Method Review _1
Miranda Palmer Psychopharmacology May 16, 2004 Brief Written Abstract Article: Latent Class and Factor Analysis of DSM-IV ADHD: A Twin Study of Female Adolescents Factor analysis was used to determine whether the DSM-IV subtypes of inattention, hyperactivity, and combined type are appropriate. The computer program SAS was used to perform the factor analysis on data from the 1549 twin pairs. The researchers than used the computer program to perform an oblique promax rotation on the resulting factors. Two, three and four factor extractions were performed, however three or more factors did not lead to separate hyperactive and inattentive factors. The researchers concluded that two factors were appropriate, correlated at 0.51 best described as an inattention factor and a hyperactivity factor. Inattention Factor produced loadings of inattentive items ranged from .57 to .79 with low loadings, those below .017, in respect to hyperactive items.
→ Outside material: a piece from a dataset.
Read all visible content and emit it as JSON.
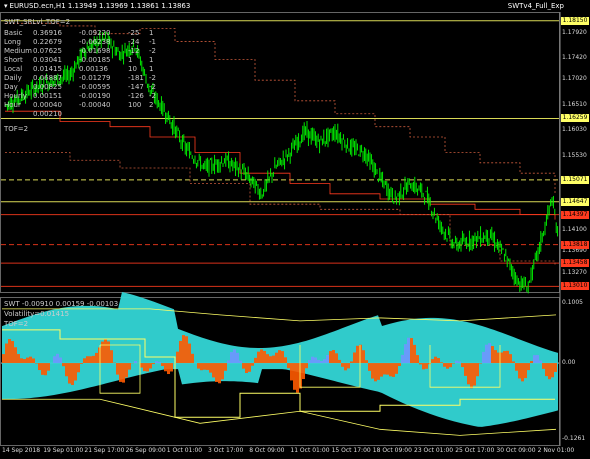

Hyperactivity factor had loadings of .55 to .63 regarding hyperactive items, with loadings below 0.14 on inattentive items. Factor analysis was an appropriate statistical analysis because the researchers wanted to find out if the psychological constructs being currently used to identify subtypes of ADHD were supported by data. Furthermore, the data set was numerical and included two or more variables. The researchers concluded that the factor analysis supported the current ADHD types of inattentive, hyperactive-impulsive, and combined type. This conclusion supported previous studies, and was also supported by additional analysis performed by this study’s researchers. Additionally, the researchers concluded that ADHD is undertreated and because behavioral symptoms yielded a 9.9% prevalence of ADHD in this sample of twin girls. Researches cited limitations of the study as maternal report, delayed reporting, single reporting source, biased gender sample, and a lack of consideration of comorbid conditions. Depression, anxiety disorders, and other behavior disorders are highly comorbid with ADHD. Furthermore, a diagnosis of ADHD requires that symptoms not occur primarily in the course of another axis I disorder. Additional limitations include that the researchers did not justify the reason for using a oblique rotation. Furthermore, it is concerning that the researchers had such a strong idea about how many factor would be a good fit before data exploration. Although the conclusions drawn regarding the factors relating to ADHD were not overstated, the clinical recommendations were. Recommendations based on the 9.9% prevalence rate found in the sample of girls. However, no discussion regarding the need to rule out other diagnosis before an accurate diagnosis was made.